Another person in focus, this time because I’m trying to get his telegenic mug out of my brain.
An hour or so ago I walked out of a TV presentation from the College of DuPage (in their “Soaring to Excellence” series) that our head of reference asked us to watch on the idea that it would be thought provoking. Certainly it is a thought-provoking presentation; I simply said that because of certain effects of the television medium I preferred to read something by him. (I wish that everyone would read Neil Postman. His observations about the effect of the television medium on the critical thought process are easy to test when you reflect on the experience of watching a TV-style broadcast of professional-development content like the stuff offered by DuPage.) The DuPage site provides the transcript of another Anderson videoconverence, titled, “The library is dead; long live the library: why everything is different now and what we can do about it.” I read it while my reference colleagues were watching him on TV. I found it clear enough, and in reading it I didn’t feel like a passive consumer.

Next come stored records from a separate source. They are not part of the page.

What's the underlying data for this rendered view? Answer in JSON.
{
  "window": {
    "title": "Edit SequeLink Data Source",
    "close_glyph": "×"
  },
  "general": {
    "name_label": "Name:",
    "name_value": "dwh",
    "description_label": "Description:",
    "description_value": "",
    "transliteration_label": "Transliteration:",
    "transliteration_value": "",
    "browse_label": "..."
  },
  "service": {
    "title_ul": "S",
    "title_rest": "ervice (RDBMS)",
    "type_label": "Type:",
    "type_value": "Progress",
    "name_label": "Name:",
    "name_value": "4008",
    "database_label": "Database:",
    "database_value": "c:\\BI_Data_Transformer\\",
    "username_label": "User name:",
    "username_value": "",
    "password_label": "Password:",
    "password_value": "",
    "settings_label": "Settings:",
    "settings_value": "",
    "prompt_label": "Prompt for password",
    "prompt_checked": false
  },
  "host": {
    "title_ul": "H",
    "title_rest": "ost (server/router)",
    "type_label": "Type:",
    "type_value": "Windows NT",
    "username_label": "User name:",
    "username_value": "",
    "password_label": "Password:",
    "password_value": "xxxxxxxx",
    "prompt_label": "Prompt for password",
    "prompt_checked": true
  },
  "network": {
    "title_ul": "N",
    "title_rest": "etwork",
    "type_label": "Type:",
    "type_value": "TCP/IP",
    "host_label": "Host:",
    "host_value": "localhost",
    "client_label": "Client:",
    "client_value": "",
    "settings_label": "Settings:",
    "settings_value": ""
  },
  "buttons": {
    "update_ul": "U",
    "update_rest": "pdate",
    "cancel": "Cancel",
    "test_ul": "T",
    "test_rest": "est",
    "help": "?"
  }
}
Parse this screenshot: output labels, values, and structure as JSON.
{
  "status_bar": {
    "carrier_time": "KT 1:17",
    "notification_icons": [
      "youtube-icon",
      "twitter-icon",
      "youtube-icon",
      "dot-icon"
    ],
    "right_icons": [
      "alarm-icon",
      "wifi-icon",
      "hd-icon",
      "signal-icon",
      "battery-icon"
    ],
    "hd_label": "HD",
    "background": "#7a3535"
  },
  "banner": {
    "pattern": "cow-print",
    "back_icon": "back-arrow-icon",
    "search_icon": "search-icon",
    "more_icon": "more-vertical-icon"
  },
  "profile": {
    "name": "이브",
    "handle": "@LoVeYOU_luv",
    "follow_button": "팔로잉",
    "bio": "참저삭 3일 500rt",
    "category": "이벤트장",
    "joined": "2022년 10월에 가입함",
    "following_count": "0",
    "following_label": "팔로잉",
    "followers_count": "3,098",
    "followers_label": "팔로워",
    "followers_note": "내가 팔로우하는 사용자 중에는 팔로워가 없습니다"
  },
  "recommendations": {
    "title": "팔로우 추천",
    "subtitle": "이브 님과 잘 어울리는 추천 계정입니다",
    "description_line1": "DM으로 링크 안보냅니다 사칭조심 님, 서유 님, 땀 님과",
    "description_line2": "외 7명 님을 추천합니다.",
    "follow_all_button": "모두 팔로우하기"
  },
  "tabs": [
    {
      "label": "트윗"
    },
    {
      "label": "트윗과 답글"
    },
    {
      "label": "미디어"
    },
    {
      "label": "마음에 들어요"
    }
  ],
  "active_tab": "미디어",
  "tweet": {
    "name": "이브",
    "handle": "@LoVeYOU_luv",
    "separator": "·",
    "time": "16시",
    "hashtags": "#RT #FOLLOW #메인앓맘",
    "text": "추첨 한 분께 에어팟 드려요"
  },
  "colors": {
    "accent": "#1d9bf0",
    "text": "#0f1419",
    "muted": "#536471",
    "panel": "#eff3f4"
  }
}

Anderson’s DuPage presentation is titled, “Always a River, Sometimes a Library.” The link there is to the handouts that go with his presentation, which neatly summarize his point of view and are truer to Anderson’s preferred televised, bullet-point format.
Now, there is nothing wrong with responding to new conditions in innovative ways, and if our reference staff is energized to do this in our own fashion and according to our own goals, we will have gotten our money’s worth from DuPage and I think Anderson would be satisfied that he had done his work. However, what Anderson himself is advocating is not only a transformation of the way we provide service but also a transformation of our mission along corporate lines, so that in practical terms we end up having no mission but to be invisible facilitators of the flow of information in a capitalist society. (He literally, specifically, precisely and frankly advocates that libraries give up their educational mission.)
I will have more comments later on one provocative recommendation of Anderson’s, which is, “Don’t Teach a Man to Fish,” because I find something in it that I agree with, albeit differently than he intends.
In short, though, I am presenting the links to his stuff by way of suggesting that it is Anderson and people like him (Steve Coffman, Thomas Frey), and not politically conservative librarian activists like Jack Stephens and Greg McClay, who make up our significant opposition as progressive librarians.